> _Try it_
As you look over the data below, please find each line where the word "price" appears, then copy it.
Supplied data START
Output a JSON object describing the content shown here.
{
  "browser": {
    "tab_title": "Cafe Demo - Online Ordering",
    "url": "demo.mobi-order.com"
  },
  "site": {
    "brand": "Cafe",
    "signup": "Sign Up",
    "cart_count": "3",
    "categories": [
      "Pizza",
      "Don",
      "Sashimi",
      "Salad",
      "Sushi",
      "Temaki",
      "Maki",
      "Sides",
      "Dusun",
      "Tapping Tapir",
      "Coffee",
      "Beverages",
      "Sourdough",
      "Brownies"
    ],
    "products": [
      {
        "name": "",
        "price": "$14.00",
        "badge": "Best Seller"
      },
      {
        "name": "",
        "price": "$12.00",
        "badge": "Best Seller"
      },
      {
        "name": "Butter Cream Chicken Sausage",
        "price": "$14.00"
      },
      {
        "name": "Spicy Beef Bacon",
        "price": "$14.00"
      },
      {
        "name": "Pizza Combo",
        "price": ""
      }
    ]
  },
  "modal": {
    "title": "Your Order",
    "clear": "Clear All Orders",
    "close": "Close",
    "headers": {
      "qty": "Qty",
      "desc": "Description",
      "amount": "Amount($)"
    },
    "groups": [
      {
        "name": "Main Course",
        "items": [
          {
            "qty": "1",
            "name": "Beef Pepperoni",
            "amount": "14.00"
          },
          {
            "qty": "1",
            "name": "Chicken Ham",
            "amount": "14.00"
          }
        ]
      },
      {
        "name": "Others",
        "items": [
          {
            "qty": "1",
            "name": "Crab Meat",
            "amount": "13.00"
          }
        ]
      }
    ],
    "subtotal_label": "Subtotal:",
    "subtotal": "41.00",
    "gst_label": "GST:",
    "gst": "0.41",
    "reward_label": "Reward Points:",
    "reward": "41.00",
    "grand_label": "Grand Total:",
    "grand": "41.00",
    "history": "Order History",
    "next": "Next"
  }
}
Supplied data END
> _Answer for the task_
        "price": "$14.00",
        "price": "$12.00",
        "price": "$14.00"
        "price": "$14.00"
        "price": ""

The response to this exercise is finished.